Featured Videos

Your JavaScript is turned off or you have an old version of Adobe's Flash Player. Get the latest Flash player.
Ukraine Schools Resume Classes, Donate to Government Forcesi
X
September 02, 2014 12:58 PM
A new school year has started in Ukraine but thousands of children in the war-torn east are unable to attend because of ongoing clashes with pro-Russia rebels. In Ukraine's capital, patriotic education has become the norm along with donations to support injured security forces fighting to take back rebel-held areas. VOA's Daniel Schearf reports from Kyiv.
Video

Video Ukraine Schools Resume Classes, Donate to Government Forces

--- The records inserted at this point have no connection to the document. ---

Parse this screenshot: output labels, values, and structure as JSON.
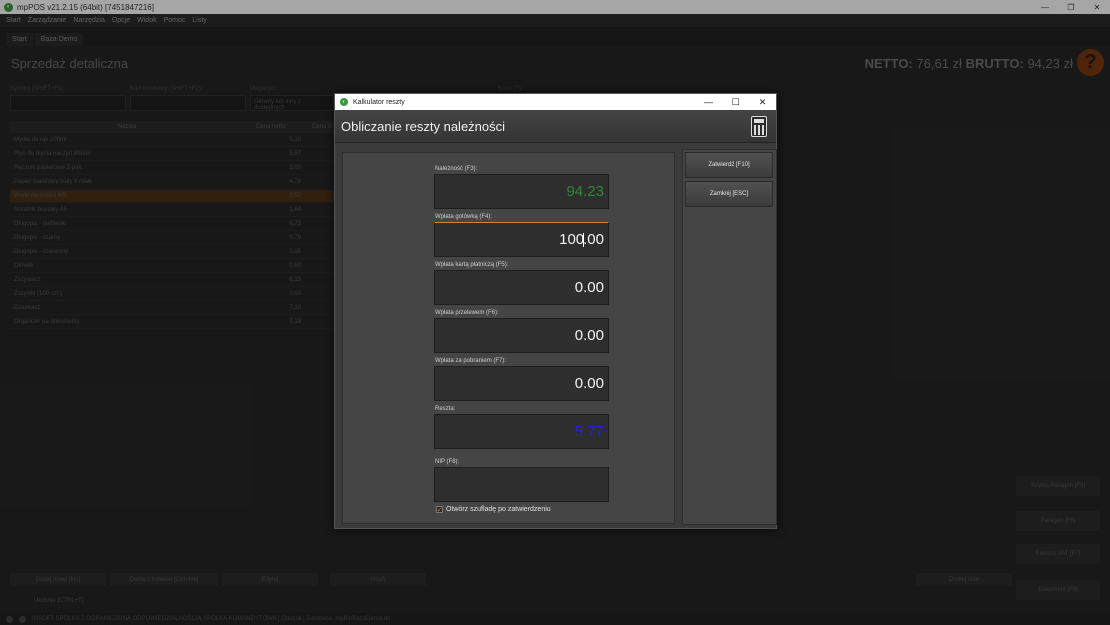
{
  "window": {
    "title": "mpPOS v21.2.15 (64bit) [7451847216]",
    "min": "—",
    "max": "❐",
    "close": "✕"
  },
  "menu": [
    "Start",
    "Zarządzanie",
    "Narzędzia",
    "Opcje",
    "Widok",
    "Pomoc",
    "Listy"
  ],
  "tabs": [
    "Start",
    "Baza Demo"
  ],
  "app": {
    "title": "Sprzedaż detaliczna",
    "netto_label": "NETTO:",
    "netto_value": "76,61 zł",
    "brutto_label": "BRUTTO:",
    "brutto_value": "94,23 zł",
    "help": "?",
    "filter_labels": [
      "Symbol (SHIFT+F3):",
      "Kod kreskowy (SHIFT+F2):",
      "Magazyn:",
      "Kolor (?)"
    ],
    "filter_placeholder": "Główny lub inny z dostępnych",
    "grid_headers": [
      "Nazwa",
      "Cena netto",
      "Cena b"
    ],
    "grid_rows": [
      {
        "name": "Mydło do rąk 200ml",
        "price": "5,10"
      },
      {
        "name": "Płyn do mycia naczyń 800ml",
        "price": "5,67"
      },
      {
        "name": "Ręcznik papierowe 2-pak",
        "price": "3,00"
      },
      {
        "name": "Papier toaletowy biały 8 rolek",
        "price": "4,78"
      },
      {
        "name": "Worki na śmieci 60L",
        "price": "2,52"
      },
      {
        "name": "Notatnik biurowy A5",
        "price": "1,64"
      },
      {
        "name": "Długopis - niebieski",
        "price": "0,73"
      },
      {
        "name": "Długopis - czarny",
        "price": "0,79"
      },
      {
        "name": "Długopis - czerwony",
        "price": "0,85"
      },
      {
        "name": "Ołówek",
        "price": "0,60"
      },
      {
        "name": "Zszywacz",
        "price": "6,15"
      },
      {
        "name": "Zszywki (100 szt.)",
        "price": "0,63"
      },
      {
        "name": "Dziurkacz",
        "price": "7,18"
      },
      {
        "name": "Organizer na dokumenty",
        "price": "7,18"
      }
    ],
    "right_buttons": [
      "Szybki Paragon [F5]",
      "Paragon [F6]",
      "Faktura VAT [F7]",
      "Dokument [F9]"
    ],
    "bottom_buttons": [
      "Dodaj nowy [Ins]",
      "Dodaj z indeksu [Ctrl+Ins]",
      "Edytuj",
      "Usuń",
      "Drukuj listę"
    ],
    "bottom_link": "Ukośnie [CTRL+T]",
    "status_text": "INSOFT SPÓŁKA Z OGRANICZONĄ ODPOWIEDZIALNOŚCIĄ SPÓŁKA KOMANDYTOWA  |  Oddział  |  Database: mpBinBazaDemo.db"
  },
  "dialog": {
    "window_title": "Kalkulator reszty",
    "min": "—",
    "max": "☐",
    "close": "✕",
    "header": "Obliczanie reszty należności",
    "due_label": "Należność (F3):",
    "due_value": "94.23",
    "cash_label": "Wpłata gotówką (F4):",
    "cash_value_a": "100",
    "cash_value_b": ".00",
    "card_label": "Wpłata kartą płatniczą (F5):",
    "card_value": "0.00",
    "transfer_label": "Wpłata przelewem (F6):",
    "transfer_value": "0.00",
    "cod_label": "Wpłata za pobraniem (F7):",
    "cod_value": "0.00",
    "change_label": "Reszta:",
    "change_value": "5.77",
    "nip_label": "NIP (F8):",
    "nip_value": "",
    "checkbox_label": "Otwórz szufladę po zatwierdzeniu",
    "checkbox_mark": "✓",
    "confirm_button": "Zatwierdź [F10]",
    "close_button": "Zamknij [ESC]"
  }
}
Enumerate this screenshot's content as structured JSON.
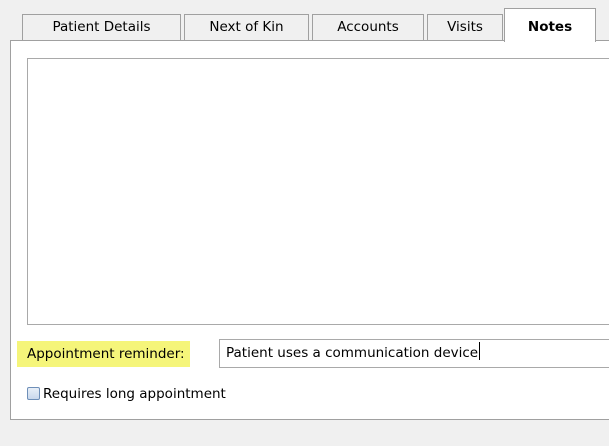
{
  "tabs": [
    {
      "label": "Patient Details",
      "active": false
    },
    {
      "label": "Next of Kin",
      "active": false
    },
    {
      "label": "Accounts",
      "active": false
    },
    {
      "label": "Visits",
      "active": false
    },
    {
      "label": "Notes",
      "active": true
    }
  ],
  "notes": {
    "text": ""
  },
  "appointment_reminder": {
    "label": "Appointment reminder:",
    "value": "Patient uses a communication device",
    "label_highlight_color": "#f5f57a"
  },
  "long_appointment": {
    "label": "Requires long appointment",
    "checked": false
  }
}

A new school year has started in Ukraine but thousands of children in the war-torn east are unable to attend because of ongoing clashes with pro-Russia rebels. In Ukraine's capital, patriotic education has become the norm along with donations to support injured security forces fighting to take back rebel-held areas. VOA's Daniel Schearf reports from Kyiv.
Video

Video US Detainees Want Negotiators for Freedom in North Korea

The three U.S. detainees held in North Korea were permitted to speak with foreign media Monday. The government of Kim Jong Un restricted the topics of the questions, and the interviews in Pyongyang were limited to five minutes. Each of the men asked Washington to send a representative to Pyongyang to secure his release. VOA’s Carolyn Presutti has our story.
Video

Video Internet, Technology Offer New Tools for Journalists

The Internet and rapidly evolving technology is quickly changing how people receive news and how journalists deliver it. There are now more ways to tell a story than ever before. One school in Los Angeles is teaching the next generation of journalists with the help of a state-of-the-art newsroom. Elizabeth Lee has this report.
Video

Video Turkmen From Amerli Describe Survival of IS Siege

Over the past few weeks, hundreds of Shi'ite Turkmen have fled the town of Amerli seeking refuge in the northern city of Kirkuk. Despite recent military gains after U.S. airstrikes that were coordinated with Iraqi and Kurdish forces, the situation remains dire for Amerli’s residents. Sebastian Meyer went to Kirkuk for VOA to speak to those who managed to escape.
Video

Video West Africa Ebola Vaccine Trials Possible by Early 2015

A U.S. health agency is speeding up clinical trials of a possible vaccine against the deadly Ebola virus that so far has killed more than 1,500 people in West Africa. If successful, the next step would be a larger trial in countries where the outbreak is occurring. VOA's Carol Pearson has more.
Video

Video Survivors Commemorate 70th Anniversary of Nazi Liquidation of Jewish Ghetto

When the German Nazi army occupied the Polish city of Lodz in 1939, it marked the beginning of a long nightmare for the Jewish community that once made up one third of the population. Roughly 200,000 people were forced into the Lodz Ghetto. Less than 7,000 survived. As VOA’s Kane Farabaugh reports, some survivors gathered at the Union League Club in Chicago on the 70th anniversary of the liquidation of the Lodz Ghetto to remember those who suffered at the hands of the Nazi regime.
Video

Video Cost to Raise Child in US Continues to Rise

The cost of raising a child in the United States continues to rise. In its latest annual report, the U.S. Department of Agriculture says middle income families with a child born in 2013 can expect to spend more than $240,000 before that child turns 18. And sending that child to college more than doubles that amount. VOA’s Deborah Block visited with a couple with one child in Alexandria, Virginia, to learn if the report reflects their lifestyle.
Video

Video Chaotic Afghan Vote Recount Threatens Nation’s Future

Afghanistan’s troubled presidential election continues to be rocked by turmoil as an audit of the ballots drags on. The U.N. says the recount will not be completed before September 10. Observers say repeated disputes and delays are threatening the orderly transfer of power and could have dangerous consequences. VOA correspondent Meredith Buel reports.

AppleAndroid